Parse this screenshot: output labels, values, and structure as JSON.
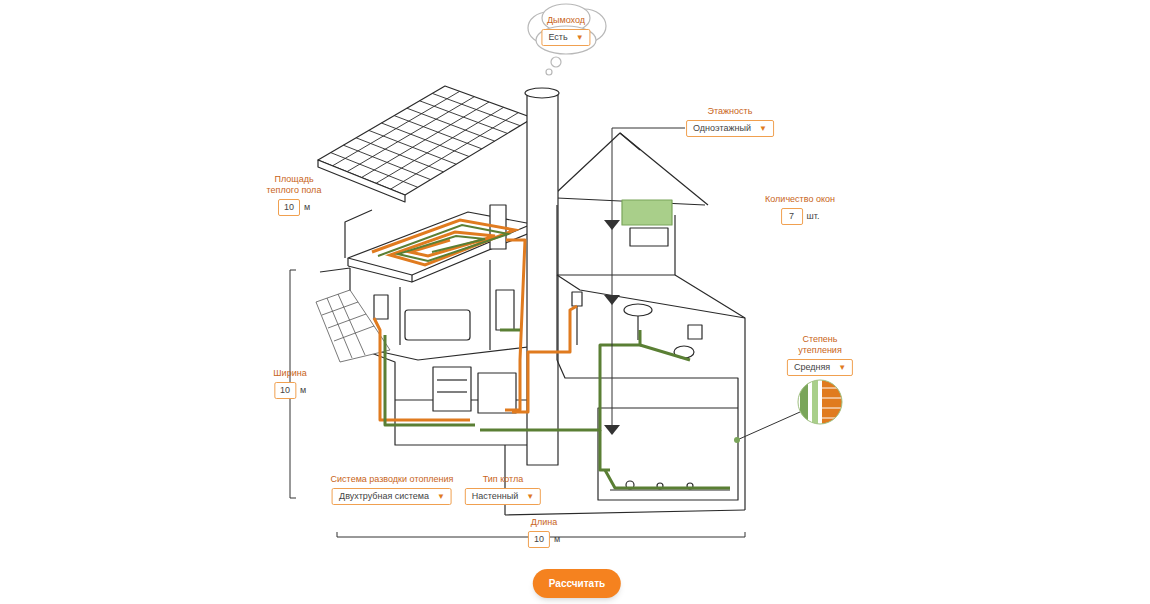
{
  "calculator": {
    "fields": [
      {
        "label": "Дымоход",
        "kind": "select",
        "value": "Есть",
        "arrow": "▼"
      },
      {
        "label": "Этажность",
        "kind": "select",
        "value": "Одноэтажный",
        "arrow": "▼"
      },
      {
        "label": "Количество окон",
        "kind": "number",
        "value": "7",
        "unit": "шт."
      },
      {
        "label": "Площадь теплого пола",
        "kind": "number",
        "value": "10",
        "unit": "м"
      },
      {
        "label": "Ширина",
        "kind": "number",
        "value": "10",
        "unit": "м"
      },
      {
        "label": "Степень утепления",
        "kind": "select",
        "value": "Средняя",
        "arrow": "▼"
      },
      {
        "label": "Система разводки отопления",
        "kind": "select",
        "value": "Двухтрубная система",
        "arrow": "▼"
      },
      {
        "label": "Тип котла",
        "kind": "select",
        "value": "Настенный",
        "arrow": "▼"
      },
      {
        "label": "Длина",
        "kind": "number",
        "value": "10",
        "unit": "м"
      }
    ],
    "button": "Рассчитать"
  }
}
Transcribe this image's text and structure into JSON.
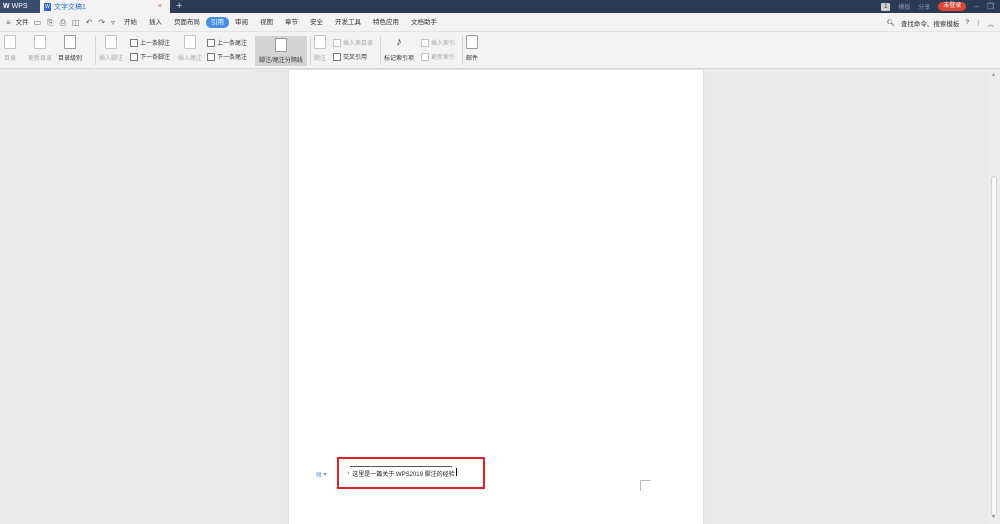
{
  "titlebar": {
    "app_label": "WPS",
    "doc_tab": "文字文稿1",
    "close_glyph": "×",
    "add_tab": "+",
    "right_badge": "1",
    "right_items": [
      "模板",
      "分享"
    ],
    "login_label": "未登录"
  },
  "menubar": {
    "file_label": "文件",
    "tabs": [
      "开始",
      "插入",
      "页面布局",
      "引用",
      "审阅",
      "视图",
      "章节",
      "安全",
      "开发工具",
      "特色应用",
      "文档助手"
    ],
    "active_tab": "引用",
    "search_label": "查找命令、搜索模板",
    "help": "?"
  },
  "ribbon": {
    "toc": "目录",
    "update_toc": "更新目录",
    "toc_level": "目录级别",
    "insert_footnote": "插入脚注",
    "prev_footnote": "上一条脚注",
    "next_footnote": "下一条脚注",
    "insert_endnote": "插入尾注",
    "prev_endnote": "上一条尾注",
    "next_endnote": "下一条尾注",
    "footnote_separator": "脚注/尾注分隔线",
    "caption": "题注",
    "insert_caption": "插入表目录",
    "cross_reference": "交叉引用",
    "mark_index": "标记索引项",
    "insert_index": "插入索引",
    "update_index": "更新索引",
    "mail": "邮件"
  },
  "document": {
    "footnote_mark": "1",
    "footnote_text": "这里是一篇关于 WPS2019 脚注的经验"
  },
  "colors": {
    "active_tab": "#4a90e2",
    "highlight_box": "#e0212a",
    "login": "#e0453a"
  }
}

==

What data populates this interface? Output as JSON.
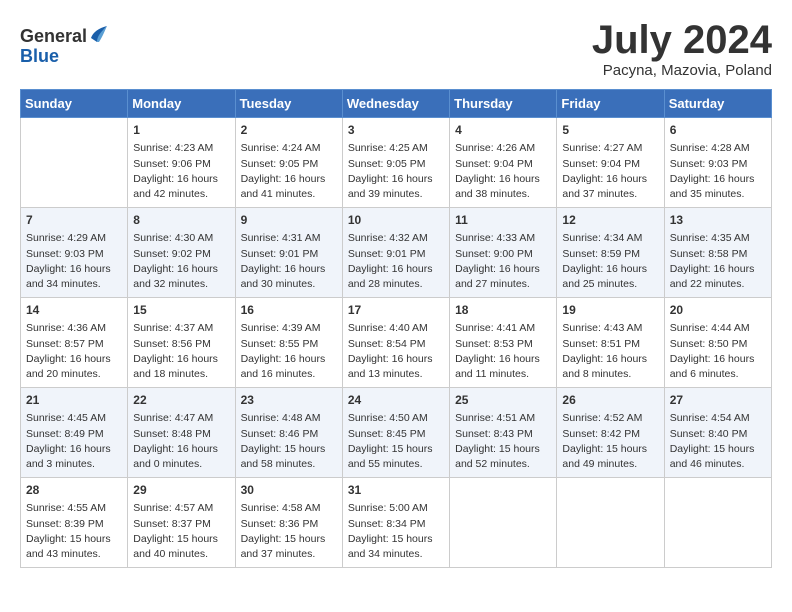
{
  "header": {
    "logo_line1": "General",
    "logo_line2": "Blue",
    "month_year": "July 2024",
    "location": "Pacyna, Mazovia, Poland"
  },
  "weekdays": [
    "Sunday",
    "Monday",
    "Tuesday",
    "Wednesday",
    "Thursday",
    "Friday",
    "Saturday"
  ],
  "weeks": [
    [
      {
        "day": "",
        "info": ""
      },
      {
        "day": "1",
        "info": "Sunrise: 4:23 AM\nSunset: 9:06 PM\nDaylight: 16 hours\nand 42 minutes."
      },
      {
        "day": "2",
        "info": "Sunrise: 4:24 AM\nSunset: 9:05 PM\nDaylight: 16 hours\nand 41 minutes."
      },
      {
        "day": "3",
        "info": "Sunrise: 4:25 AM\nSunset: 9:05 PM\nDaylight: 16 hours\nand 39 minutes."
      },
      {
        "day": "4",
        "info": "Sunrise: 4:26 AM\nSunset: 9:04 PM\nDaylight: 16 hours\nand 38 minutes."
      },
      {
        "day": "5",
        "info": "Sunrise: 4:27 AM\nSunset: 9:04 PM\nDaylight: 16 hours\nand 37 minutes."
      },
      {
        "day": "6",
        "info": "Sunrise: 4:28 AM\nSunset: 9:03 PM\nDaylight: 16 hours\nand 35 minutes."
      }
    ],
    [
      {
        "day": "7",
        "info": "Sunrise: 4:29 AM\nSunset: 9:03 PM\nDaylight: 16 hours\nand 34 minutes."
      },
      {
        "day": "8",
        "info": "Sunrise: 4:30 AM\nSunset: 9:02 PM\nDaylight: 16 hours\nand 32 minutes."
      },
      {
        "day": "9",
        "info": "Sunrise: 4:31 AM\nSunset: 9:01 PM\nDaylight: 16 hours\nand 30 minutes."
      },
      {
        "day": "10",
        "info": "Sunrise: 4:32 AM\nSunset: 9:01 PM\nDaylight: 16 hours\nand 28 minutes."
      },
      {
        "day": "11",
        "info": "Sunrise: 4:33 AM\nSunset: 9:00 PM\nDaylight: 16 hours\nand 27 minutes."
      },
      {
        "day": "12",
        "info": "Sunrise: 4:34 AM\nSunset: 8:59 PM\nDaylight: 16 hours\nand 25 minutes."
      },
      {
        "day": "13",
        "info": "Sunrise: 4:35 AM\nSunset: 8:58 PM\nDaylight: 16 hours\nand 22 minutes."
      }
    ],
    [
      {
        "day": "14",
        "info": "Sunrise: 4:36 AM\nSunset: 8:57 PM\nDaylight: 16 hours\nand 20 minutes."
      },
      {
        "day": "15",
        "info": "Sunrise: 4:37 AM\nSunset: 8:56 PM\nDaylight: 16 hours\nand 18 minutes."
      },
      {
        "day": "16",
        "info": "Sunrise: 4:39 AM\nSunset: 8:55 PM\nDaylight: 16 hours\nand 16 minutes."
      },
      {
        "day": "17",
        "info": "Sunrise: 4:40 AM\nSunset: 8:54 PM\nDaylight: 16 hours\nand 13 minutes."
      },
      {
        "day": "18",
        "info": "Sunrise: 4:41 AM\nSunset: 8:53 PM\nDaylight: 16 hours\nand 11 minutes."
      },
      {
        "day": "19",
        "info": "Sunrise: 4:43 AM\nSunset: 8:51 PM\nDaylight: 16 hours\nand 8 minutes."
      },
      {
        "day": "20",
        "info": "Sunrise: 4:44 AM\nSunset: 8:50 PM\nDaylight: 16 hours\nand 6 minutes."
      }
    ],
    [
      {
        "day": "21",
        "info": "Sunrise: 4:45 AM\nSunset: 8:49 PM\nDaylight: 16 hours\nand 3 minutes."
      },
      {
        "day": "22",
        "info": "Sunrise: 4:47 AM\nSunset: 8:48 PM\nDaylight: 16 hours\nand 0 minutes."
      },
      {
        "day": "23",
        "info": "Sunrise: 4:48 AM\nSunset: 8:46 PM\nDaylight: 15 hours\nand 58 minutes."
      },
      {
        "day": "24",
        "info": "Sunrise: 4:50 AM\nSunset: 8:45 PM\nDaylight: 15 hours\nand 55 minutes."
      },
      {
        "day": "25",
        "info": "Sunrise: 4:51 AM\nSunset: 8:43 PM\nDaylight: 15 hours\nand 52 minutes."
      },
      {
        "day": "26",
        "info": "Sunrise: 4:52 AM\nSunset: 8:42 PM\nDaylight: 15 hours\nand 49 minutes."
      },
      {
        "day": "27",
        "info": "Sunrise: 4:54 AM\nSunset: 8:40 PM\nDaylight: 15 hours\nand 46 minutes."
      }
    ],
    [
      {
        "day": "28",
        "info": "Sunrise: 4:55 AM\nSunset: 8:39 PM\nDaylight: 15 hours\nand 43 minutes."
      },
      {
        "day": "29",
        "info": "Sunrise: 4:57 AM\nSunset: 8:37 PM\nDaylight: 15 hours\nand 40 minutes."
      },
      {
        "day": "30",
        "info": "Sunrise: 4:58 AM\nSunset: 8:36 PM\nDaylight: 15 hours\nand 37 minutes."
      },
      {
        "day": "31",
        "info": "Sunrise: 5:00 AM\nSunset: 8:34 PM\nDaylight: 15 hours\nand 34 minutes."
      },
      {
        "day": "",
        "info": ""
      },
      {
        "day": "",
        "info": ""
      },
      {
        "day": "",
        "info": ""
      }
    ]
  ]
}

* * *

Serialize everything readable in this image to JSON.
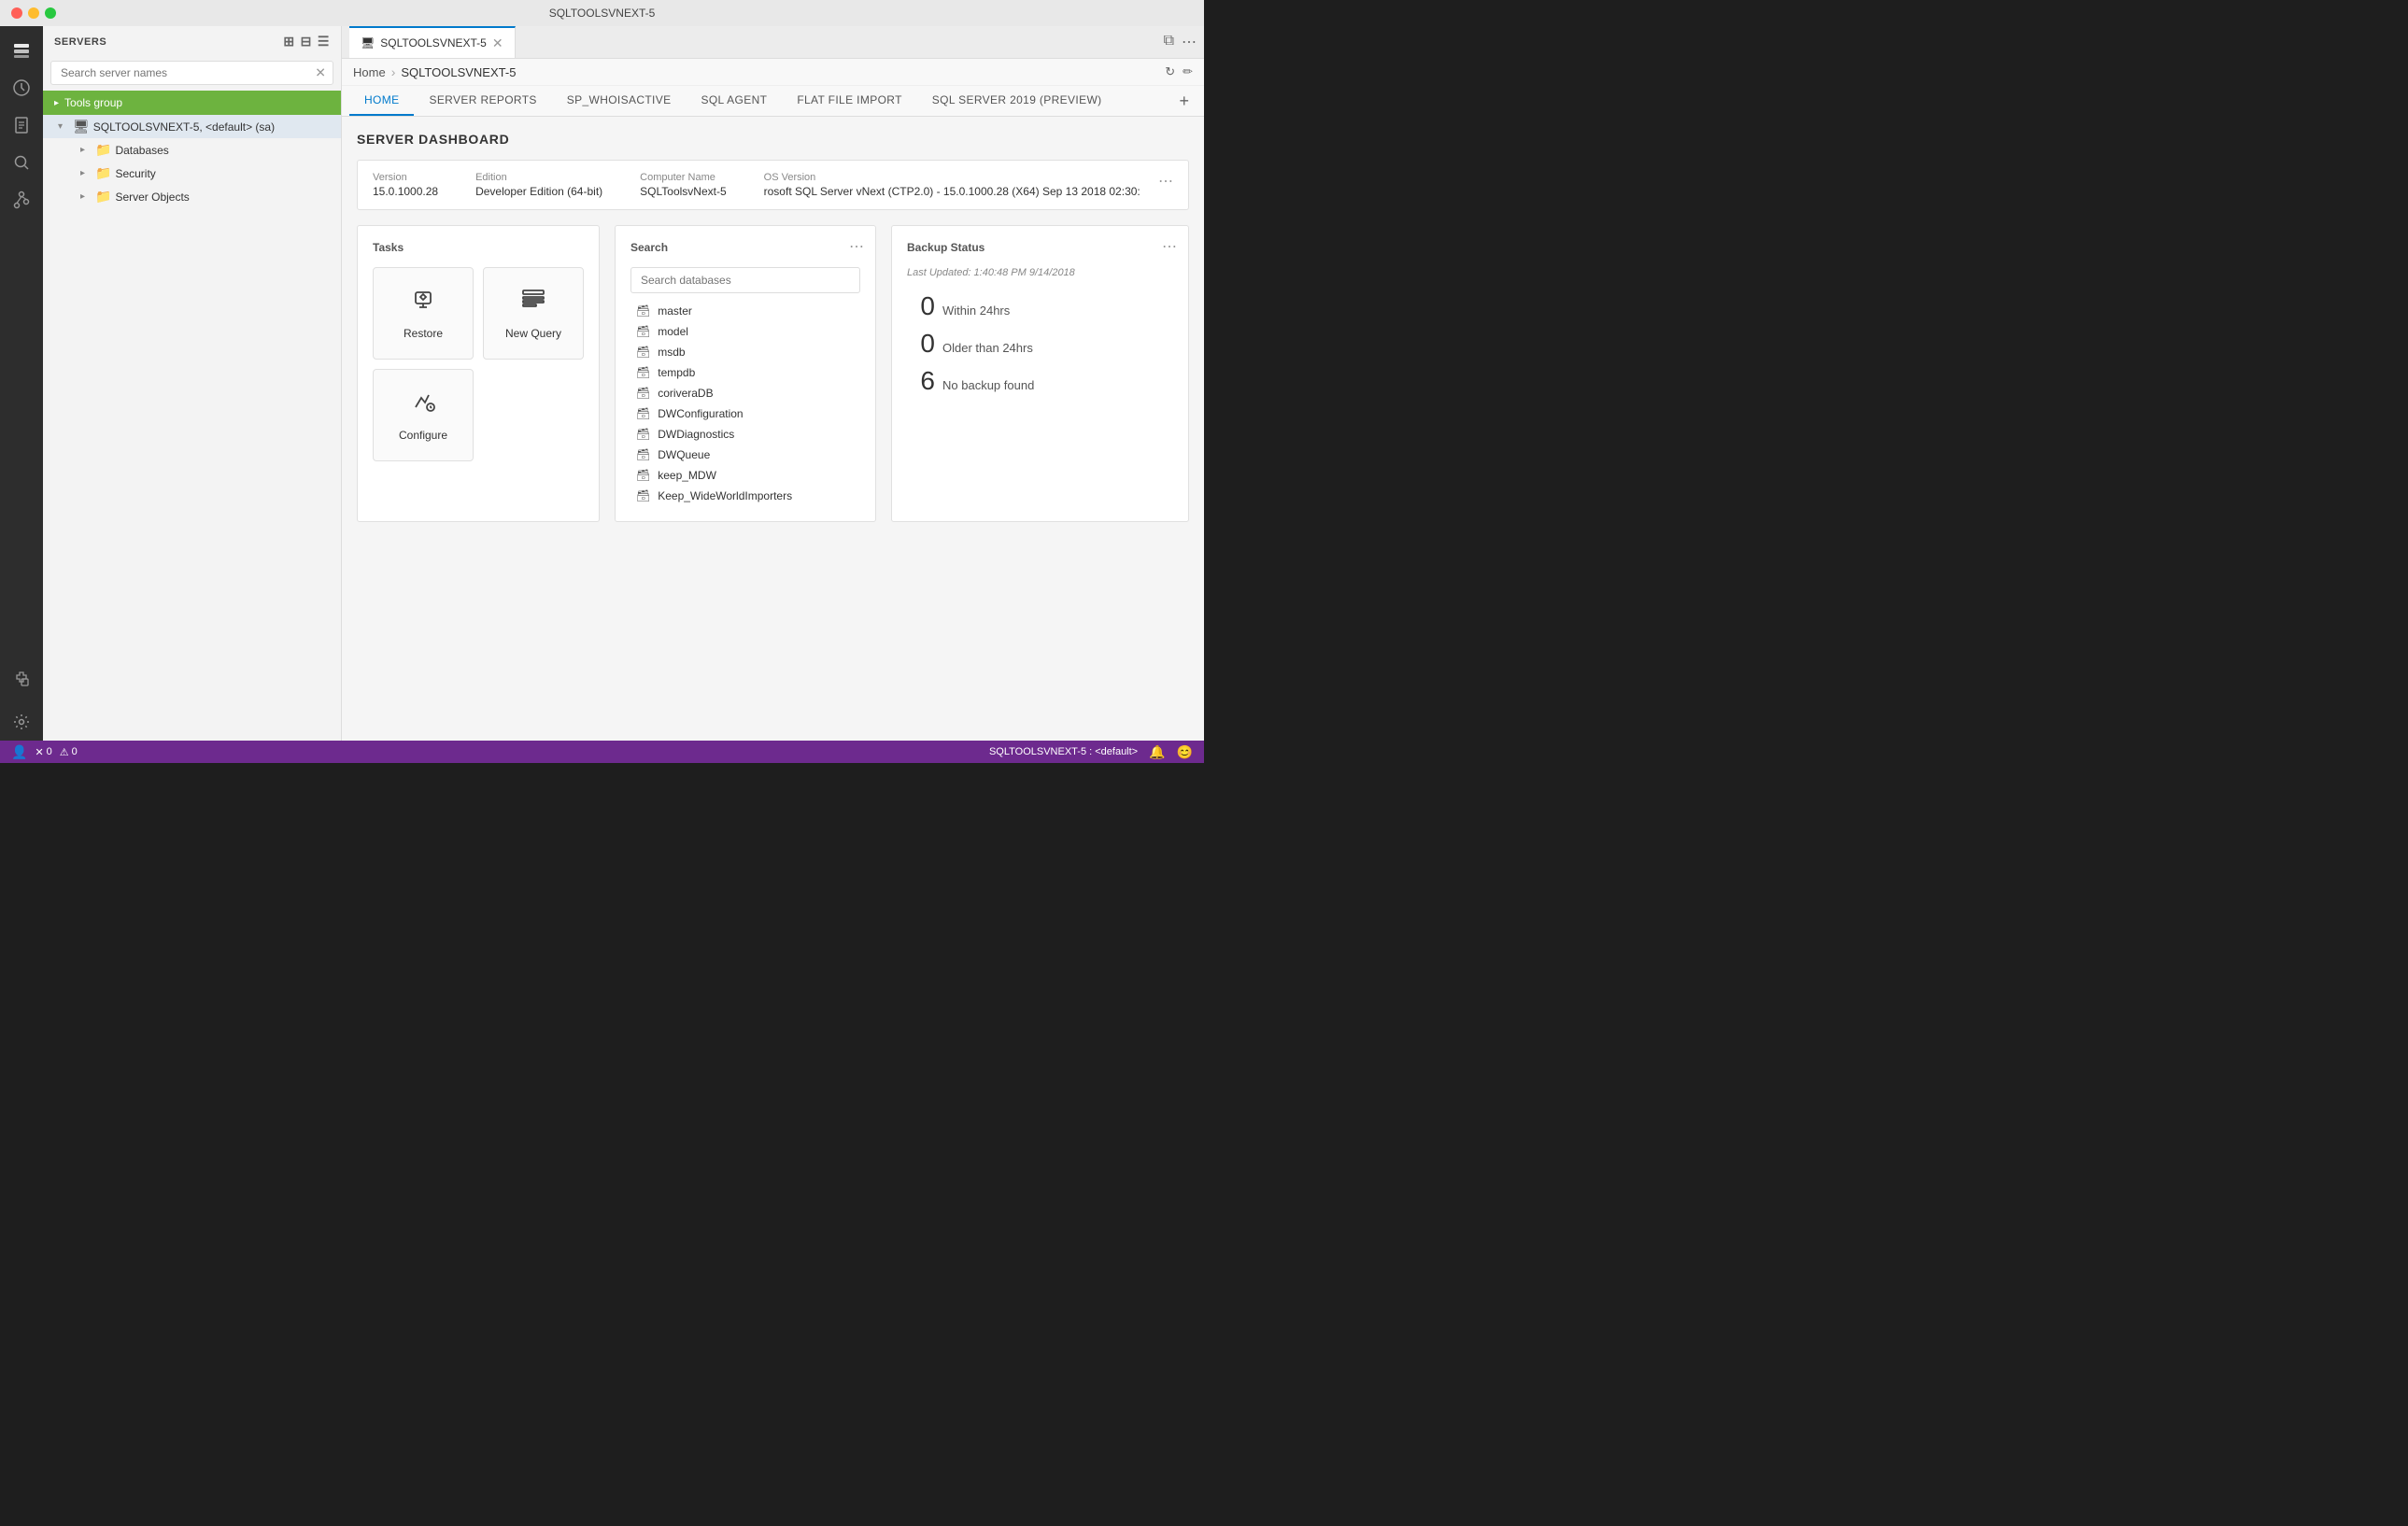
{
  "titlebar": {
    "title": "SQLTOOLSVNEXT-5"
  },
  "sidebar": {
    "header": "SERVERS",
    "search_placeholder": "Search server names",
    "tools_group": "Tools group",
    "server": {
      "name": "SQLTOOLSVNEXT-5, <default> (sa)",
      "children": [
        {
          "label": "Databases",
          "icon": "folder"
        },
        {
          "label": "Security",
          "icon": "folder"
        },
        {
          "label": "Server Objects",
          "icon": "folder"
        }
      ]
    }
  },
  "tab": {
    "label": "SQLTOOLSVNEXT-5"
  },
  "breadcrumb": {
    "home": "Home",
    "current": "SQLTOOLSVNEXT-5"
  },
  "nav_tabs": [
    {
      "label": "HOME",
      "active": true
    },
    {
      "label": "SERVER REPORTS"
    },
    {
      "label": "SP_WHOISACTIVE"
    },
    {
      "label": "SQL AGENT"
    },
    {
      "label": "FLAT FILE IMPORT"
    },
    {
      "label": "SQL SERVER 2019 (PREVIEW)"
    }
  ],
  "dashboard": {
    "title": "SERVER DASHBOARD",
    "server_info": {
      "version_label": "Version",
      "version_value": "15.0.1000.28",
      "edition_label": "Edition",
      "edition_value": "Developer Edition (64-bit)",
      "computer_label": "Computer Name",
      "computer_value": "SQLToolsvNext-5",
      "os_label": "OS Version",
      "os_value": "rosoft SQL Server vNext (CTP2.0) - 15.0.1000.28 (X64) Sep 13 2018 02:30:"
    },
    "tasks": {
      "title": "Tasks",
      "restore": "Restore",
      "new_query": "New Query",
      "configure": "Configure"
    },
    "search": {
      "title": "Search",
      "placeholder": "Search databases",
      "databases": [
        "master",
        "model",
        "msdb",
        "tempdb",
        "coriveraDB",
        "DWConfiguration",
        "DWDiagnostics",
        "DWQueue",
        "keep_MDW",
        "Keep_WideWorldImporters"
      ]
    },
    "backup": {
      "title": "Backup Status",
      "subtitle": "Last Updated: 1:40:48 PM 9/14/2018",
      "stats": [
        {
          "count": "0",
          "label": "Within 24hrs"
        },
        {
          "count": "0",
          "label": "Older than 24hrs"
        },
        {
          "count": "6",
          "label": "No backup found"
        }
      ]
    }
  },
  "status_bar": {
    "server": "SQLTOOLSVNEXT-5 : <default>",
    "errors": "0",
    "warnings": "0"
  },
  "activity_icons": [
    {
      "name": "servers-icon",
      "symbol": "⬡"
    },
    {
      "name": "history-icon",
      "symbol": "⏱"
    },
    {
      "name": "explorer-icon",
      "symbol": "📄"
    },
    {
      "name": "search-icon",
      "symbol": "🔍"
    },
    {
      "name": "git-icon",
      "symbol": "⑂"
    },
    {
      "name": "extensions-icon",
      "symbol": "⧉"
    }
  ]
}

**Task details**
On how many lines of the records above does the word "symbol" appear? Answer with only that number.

**Reply to the task**
6